Story and photos by
Staff Sgt. Armando R. Limon
3rd Brigade Combat Team Public Affairs
25th Infantry Division
WAIMEA BAY — More than 80 Soldiers assigned to 3rd Squadron, 4th Cavalry Regiment, 3rd Brigade Combat Team, 25th Infantry Division, finished their 12-mile ruck march, here, from Kahuku Training Area (KTA), to complete the physical and tactical aspects of the Spur Ride, on March 9.
“The purpose of the Spur Ride essentially dates back to history where cavalry troopers on their steeds would have to earn their spurs,” said 1st Lt. Matthew Hoch, assistant operations officer assigned to 3-4th Cav. Regt.
Before a trooper could receive his spurs, he had to shave the tail of his horse, and by the time the tail grew back, the trooper would have gained confidence on his cavalry skills, Hoch said.
“It was a rite of passage that you had to prove your worth, prove your cavalry knowledge, to earn your spurs,” he said. “The tradition continues today with the use of HUMVEES and other combat vehicles.”
Out of 141 Soldiers who attempted to meet the prerequisites, only 85 met the standards to participate in the historically important Spur Ride, he said. The Soldiers represented each troop within the squadron, and those who participated comprised seven teams of 11 or 12 Soldiers.
The Soldiers completed a 25-question written exam covering everything from basic reconnaissance tasks to history of the squadron, and then performed a layout on their gear before leaving for East Range to complete 12 obstacles.
After completing the obstacles, a CH-47 Chinook transported the Soldiers from East Range to KTA to perform seven execution lanes, which took 90 minutes each to complete.
During the execution lanes, Staff Sgt. Jonathan Guerra, a native of Rosenberg, Texas, and a section sergeant assigned to Apache Troop, 3-4th Cav. Regt., found that as a seasoned and experienced noncommissioned officer he had to avoid taking charge too much.
“I allowed the lower enlisted Soldiers to learn and build,” Guerra said. “I kind of stayed back, but not too far, so I could see how they were doing things. I wanted to step in, but overall, I think my team did well.”

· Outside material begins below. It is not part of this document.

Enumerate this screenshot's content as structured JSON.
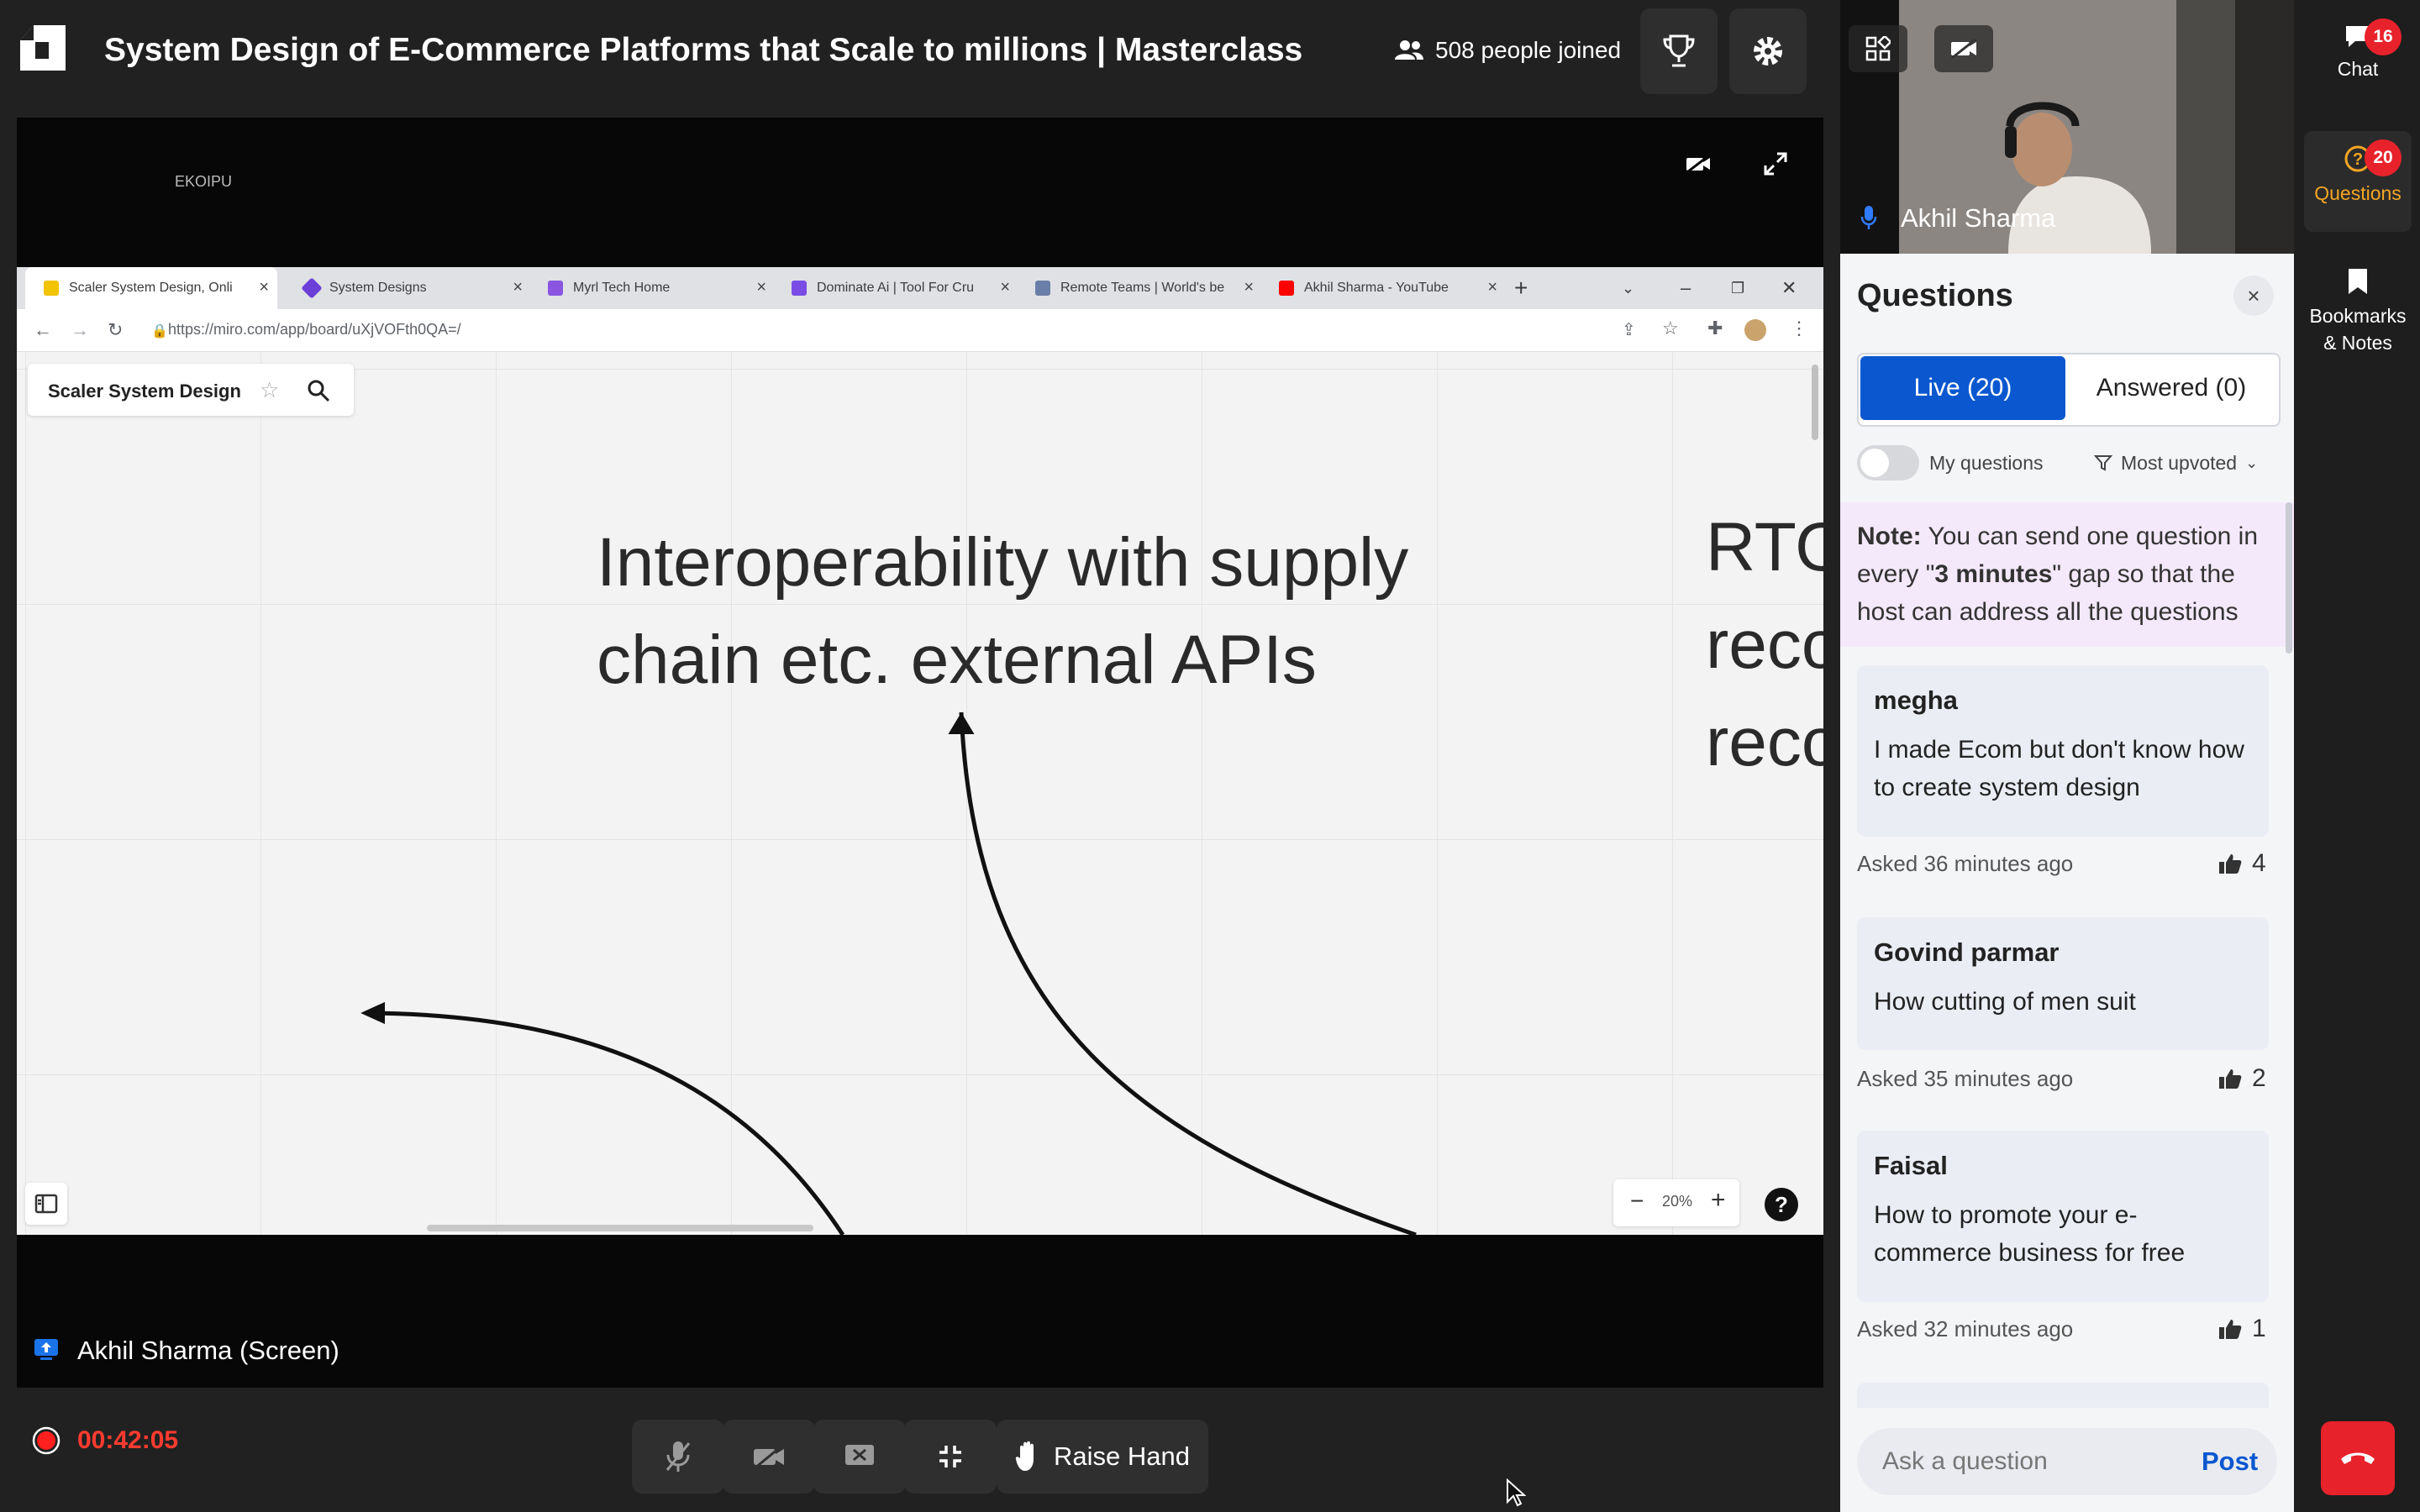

One task that Guerra had to take on was keeping a bright pink giraffe safe during the Spur Ride.
“My fellow NCOs in my platoon who are spur holders had me take care of it,” he said, “so it was my battle buddy that went everywhere I went. It’s my motivational item to finish with me.”
For 2nd Lt. Lisa Gallardo, a native of San Antonio, Texas, and maintenance control officer and maintenance platoon leader, Dakota Troop, 3-4th Cav. Regt., she was glad to be given the opportunity to be part of the Spur Ride.
“I learned a lot during the Spur Ride,” Gallardo said. “I’m a logistician ordnance officer, and Dakota Troop supports all of the combat line troops, and I got to see the other side of the coin.”
She said she wasn’t used to seeing the difficulties cavalry scouts and infantrymen faced on a regular basis.
“It certainly was fun,” she said. “I think that more Soldiers that aren’t combat arms, if they’re in a cavalry squadron, they should do a Spur Ride. It’ll change your mindset.”